Lisa Blaydes and Drew Linzer have a very interesting paper. As they note, public debate in the US revolves around two quasi-theories – that Muslims (as the cliche goes) ‘hate us for our freedoms’ (or as Blaydes and Linzer put it more prosaicly, ‘the nature of Islamist anti-Americanism is cultural rather than military or political’), or, alternatively, that many Muslims are anti-American because of what the US does in the world. Both theories presuppose that ‘individuals form their opinions about the United States primarily as a direct reaction to what the U.S. is or does.’ But, as Blaydes and Linzer point out, political elites likely play an important role in shaping public opinion. Blaydes and Linzer

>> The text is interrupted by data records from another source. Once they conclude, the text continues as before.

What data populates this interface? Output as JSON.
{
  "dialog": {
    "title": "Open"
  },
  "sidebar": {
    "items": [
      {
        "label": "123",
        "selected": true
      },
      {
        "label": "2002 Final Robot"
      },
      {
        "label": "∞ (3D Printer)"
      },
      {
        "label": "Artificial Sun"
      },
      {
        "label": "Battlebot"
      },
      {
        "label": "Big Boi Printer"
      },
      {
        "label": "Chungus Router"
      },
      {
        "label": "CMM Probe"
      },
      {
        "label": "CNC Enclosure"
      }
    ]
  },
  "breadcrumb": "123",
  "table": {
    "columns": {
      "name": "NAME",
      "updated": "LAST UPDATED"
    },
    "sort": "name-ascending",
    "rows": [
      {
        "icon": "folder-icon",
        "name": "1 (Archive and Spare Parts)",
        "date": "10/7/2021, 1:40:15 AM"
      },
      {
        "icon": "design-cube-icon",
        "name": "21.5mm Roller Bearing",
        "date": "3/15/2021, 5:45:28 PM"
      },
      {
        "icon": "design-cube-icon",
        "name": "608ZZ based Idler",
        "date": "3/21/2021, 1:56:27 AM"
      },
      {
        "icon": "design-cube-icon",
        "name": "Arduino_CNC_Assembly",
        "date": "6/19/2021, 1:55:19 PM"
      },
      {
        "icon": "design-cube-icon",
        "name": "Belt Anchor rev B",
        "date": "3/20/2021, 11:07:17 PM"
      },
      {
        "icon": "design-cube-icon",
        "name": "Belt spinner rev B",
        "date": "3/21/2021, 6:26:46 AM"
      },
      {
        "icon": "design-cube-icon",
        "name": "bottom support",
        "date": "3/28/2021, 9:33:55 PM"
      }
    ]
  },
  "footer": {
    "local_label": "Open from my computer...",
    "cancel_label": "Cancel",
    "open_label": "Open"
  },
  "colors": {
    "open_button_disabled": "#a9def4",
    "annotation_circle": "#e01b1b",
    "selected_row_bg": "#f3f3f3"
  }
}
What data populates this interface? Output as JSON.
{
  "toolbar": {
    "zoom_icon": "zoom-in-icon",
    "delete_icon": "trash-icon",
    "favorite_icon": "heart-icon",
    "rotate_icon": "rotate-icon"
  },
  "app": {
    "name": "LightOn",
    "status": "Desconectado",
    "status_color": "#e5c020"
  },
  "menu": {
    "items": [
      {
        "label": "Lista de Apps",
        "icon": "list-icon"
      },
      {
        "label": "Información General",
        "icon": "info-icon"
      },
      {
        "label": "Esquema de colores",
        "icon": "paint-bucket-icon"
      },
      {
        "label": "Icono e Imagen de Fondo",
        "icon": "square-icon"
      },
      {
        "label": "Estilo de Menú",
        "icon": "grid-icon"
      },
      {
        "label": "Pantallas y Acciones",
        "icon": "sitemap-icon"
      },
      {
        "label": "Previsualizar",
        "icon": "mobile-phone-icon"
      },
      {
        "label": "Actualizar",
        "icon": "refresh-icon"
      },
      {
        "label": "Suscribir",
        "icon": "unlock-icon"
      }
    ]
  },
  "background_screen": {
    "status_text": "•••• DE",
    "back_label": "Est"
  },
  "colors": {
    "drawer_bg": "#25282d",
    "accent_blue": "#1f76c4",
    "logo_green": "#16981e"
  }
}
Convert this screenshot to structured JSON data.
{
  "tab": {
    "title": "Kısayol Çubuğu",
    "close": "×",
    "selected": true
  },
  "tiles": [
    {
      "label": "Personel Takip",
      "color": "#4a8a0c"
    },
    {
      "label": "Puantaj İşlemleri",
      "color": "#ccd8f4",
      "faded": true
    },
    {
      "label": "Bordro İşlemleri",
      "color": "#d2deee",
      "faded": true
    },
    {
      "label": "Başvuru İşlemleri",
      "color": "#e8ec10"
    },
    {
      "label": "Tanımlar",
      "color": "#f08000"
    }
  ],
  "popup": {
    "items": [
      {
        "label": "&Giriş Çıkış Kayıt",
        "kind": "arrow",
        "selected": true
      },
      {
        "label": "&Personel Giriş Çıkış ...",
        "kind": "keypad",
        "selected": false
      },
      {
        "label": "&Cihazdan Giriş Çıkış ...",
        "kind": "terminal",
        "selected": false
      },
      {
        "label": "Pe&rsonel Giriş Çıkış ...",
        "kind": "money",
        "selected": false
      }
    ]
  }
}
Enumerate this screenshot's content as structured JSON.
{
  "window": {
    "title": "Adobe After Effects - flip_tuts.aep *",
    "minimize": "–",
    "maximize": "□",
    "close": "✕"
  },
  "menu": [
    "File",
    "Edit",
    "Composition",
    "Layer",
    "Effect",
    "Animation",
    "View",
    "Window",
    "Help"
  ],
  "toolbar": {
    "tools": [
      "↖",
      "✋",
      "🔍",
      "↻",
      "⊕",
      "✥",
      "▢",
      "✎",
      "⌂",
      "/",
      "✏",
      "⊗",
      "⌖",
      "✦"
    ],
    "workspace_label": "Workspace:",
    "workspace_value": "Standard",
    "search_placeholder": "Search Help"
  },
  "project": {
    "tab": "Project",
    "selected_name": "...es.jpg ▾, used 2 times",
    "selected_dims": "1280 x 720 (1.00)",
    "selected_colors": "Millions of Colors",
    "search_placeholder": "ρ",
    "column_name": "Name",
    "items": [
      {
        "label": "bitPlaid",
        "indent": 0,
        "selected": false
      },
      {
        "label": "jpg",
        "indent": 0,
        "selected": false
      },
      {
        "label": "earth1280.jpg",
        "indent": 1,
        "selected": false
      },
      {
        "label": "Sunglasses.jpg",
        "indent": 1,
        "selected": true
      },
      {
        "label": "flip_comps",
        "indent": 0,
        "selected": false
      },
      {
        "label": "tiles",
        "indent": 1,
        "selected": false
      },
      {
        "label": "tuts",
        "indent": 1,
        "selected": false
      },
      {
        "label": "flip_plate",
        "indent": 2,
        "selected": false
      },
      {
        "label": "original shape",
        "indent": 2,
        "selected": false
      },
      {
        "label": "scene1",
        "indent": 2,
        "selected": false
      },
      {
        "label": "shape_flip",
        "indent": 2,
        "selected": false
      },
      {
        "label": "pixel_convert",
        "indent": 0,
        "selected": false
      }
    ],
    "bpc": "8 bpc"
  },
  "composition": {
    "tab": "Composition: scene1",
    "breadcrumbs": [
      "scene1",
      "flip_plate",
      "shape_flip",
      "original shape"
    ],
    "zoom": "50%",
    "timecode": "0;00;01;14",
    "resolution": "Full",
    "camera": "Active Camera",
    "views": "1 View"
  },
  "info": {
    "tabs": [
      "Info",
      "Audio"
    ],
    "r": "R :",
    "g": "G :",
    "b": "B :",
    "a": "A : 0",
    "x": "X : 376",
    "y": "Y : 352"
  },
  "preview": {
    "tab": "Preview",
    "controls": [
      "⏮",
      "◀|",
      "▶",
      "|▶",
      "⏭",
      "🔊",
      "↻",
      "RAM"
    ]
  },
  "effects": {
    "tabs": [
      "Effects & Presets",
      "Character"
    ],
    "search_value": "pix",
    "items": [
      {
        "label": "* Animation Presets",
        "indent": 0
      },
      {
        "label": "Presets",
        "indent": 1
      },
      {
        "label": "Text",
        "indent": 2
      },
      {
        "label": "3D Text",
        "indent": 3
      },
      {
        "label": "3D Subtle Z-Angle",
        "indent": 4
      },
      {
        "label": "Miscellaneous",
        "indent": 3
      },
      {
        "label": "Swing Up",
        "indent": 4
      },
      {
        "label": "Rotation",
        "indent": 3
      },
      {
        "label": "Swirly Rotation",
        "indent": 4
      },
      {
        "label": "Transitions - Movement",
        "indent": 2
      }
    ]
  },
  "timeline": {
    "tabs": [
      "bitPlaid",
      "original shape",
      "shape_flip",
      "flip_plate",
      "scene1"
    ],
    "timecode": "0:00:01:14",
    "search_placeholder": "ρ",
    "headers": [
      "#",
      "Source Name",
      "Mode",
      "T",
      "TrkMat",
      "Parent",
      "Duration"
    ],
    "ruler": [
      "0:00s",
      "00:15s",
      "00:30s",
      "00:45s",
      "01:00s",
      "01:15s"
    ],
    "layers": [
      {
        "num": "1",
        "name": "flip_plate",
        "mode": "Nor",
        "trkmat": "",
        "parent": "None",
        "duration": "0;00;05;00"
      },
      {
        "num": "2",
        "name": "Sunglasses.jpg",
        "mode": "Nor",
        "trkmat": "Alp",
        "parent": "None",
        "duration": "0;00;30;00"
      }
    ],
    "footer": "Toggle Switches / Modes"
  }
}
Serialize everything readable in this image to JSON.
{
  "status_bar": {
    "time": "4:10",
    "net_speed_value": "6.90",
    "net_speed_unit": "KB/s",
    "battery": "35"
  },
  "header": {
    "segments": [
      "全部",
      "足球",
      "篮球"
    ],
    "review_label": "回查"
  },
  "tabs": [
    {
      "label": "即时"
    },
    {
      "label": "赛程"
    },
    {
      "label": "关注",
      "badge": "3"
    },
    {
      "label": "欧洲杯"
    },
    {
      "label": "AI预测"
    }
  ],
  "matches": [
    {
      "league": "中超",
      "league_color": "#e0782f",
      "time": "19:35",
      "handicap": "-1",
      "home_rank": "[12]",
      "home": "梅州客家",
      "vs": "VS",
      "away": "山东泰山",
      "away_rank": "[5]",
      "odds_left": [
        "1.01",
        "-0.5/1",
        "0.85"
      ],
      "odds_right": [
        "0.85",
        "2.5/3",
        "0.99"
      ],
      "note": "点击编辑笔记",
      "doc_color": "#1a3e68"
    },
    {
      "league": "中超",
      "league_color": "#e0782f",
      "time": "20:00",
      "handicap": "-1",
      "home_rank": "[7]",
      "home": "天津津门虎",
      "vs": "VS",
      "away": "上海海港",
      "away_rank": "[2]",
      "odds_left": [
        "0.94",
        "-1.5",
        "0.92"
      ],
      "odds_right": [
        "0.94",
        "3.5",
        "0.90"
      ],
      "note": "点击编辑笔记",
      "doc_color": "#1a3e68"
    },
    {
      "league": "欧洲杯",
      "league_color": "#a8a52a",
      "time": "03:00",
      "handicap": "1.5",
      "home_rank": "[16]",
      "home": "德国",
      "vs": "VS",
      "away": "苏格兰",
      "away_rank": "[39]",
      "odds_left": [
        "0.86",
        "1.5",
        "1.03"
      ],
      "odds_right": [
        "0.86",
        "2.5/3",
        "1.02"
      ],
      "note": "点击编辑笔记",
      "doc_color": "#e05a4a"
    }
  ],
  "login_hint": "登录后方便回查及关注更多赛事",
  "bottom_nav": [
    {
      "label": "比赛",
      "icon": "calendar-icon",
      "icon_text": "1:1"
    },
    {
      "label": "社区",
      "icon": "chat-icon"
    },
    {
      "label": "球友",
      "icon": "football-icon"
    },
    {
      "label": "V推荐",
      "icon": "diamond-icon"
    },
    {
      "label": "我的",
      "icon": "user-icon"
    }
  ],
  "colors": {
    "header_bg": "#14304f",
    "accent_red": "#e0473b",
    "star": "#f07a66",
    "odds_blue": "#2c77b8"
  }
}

submit that observed levels of anti-Americanism among Muslims in a given country depend primarily on the intensity of anti-American messages being voiced by prominent political elites within that country. Simply put, the reason many Muslims tell public opinion researchers that they hold an unfavorable opinion of the United States is because trusted political leaders tell them so. But what is especially important about this association is that it is predominantly domestic forces that determine the strength with which elites press anti-American claims. In particular, when competition between a country’s Islamist and secular-national political factions is great, political leaders from both sides have strong incentives to use anti-American rhetoric to boost mass support. Less intense conflict between these two groups dampens those incentives, leading to more balanced elite attitudes towards the United States, and thus less anti-American sentiment in the minds of individual Muslims. Since Islamists tend to be more anti-American than their secular counterparts, this logic explains why|seemingly paradoxically|while religious Muslims are more anti-American than their less pious compatriots, anti-American attitudes are most prevalent in more secular countries where the political division between religious and non-religious individuals is the greatest.
They find that:
The variable measuring a country’s level of reformer-Islamist struggle can, in particular, explain variation of fity percentage points or more in the probability of holding an unfavorable attitude towards America (depending on values of the other two variables). Among Muslims, anti-American attitudes are most prevalent when reformers and Islamists are most competitive, in countries that are predominantly Muslim, and where the level of imports from the United States on a per capita basis is large.
Not my area – so there may be nuances that I am missing here – but this seems to me like an especially nice and publicly salient paper.